disqualified and the sale reopened to the alternate bidders. 
The second bidder Telnet, which offered only USD 7 million 
less than IIL, has lost interest in the deal.  However, the 
third bidder Newtel, at USD 1.017 billion, has expressed 
continued interest. 
--------------------------------------------- --- 
IMF Mission Concludes No Formal Program Possible 
--------------------------------------------- --- 
5.  (U) The IMF mission to Nigeria departed March 7 after 
concluding that Nigeria's macroeconomy faced too many 
uncertainties to establish a formal IMF program at this time. 
 Despite fourth quarter 2001 progress reducing GON spending, 

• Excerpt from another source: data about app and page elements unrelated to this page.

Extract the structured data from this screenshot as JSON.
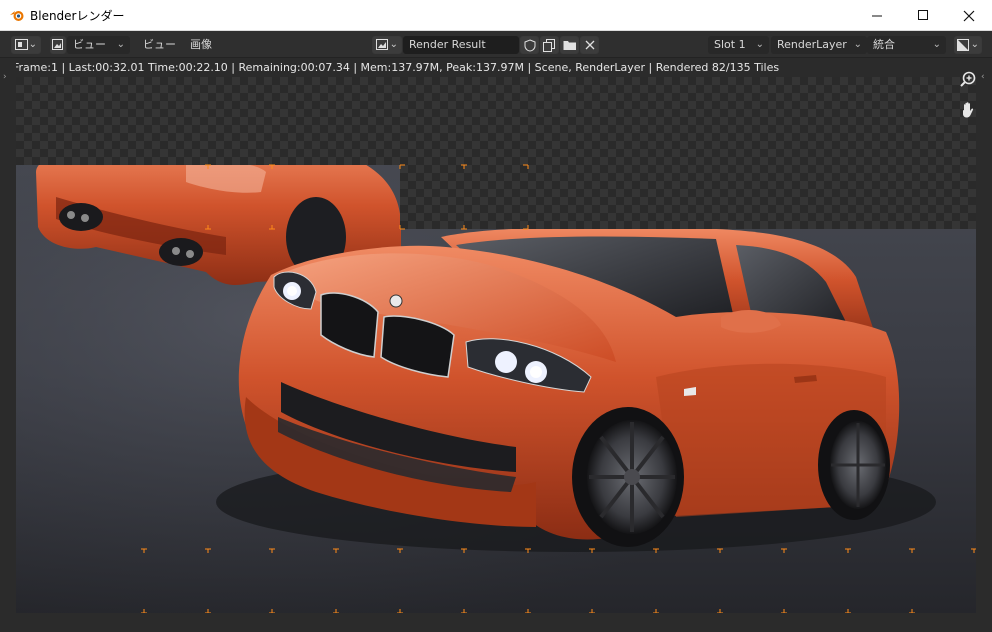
{
  "window": {
    "title": "Blenderレンダー",
    "minimize_label": "—",
    "maximize_label": "☐",
    "close_label": "✕"
  },
  "header": {
    "view_menu_dropdown": "ビュー",
    "menu_view": "ビュー",
    "menu_image": "画像",
    "image_name": "Render Result",
    "slot": "Slot 1",
    "layer": "RenderLayer",
    "pass": "統合"
  },
  "status": {
    "text": "Frame:1 | Last:00:32.01 Time:00:22.10 | Remaining:00:07.34 | Mem:137.97M, Peak:137.97M | Scene, RenderLayer | Rendered 82/135 Tiles"
  },
  "render": {
    "tiles_total": 135,
    "tiles_rendered": 82,
    "car_color": "#d0532c",
    "floor_color": "#3b3d45",
    "tile_marker_color": "#ff8c1a"
  },
  "icons": {
    "zoom": "zoom-in-icon",
    "pan": "hand-pan-icon"
  }
}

slowing money supply growth, stabilizing inflation and 
raising petroleum prices, agreed targets in the informal 
program were not met.  In the absence of a finalized 2002 
budget and the lack of political commitment to hold spending 
below 2001 levels, the IMF and GON concluded that an IMF 
program in 2002 was unsustainable.  The IMF, however, will 
retain staff in Nigeria and will provide technical assistance 
and capacity-building, as the GON requests. 
6.  (C) The GON wanted an IMF program but one with much less 
belt tightening.  Trying to turn this economic failure into 
political victory, the GON publicized "its decision" to 
forego an IMF program before the IMF itself could announce 
that Nigeria had failed to conclude an agreement. 
Administration critics have complained that Obasanjo has been 
too eager to follow IMF's strictures and has been too 
insensitive to the hardship imposed on the average Nigerian 
by IMF economic remedies.  By ending the formal tie with the 
IMF, Obasanjo hopes to strike a populist chord and pick up 
some electoral support because he stood up to the IMF. 
7.   (U) Ineffectual Police Inspector General Musilu Smith 
was sacked on March 7. Smith had been in trouble after 
incorrectly telling the President that the Police would not 
strike in January over their salary and allowance arrearages. 
The January strike ended only after Government jailed its 
leaders while promising to pay the arrearages. However, the 
money has not been dispersed and many officers feel they have 
been duped. Strike threats have resurfaced with March 11 seen 
as a possible strike date. Our Police sources say that Police 
support for a renewed strike is divided. Roughly half the 
officers are sympathetic to a strike but it is unclear how 
many will actually answer the call. 
8.  (C) Comment: To a certain degree, Smith has been  made a 
scapegoat.  The allowance arrears are not entirely his fault. 
 Nonetheless, the Administration probably reasoned that 
jettisoning Smith now would douse support for a strike. Since 
Smith lacked a political base and because his generally 
lackluster performance made him expendable, the decision to 
remove him was inevitable. End comment. 

Latest source of this page is cablebrowser-2, released 2011-10-04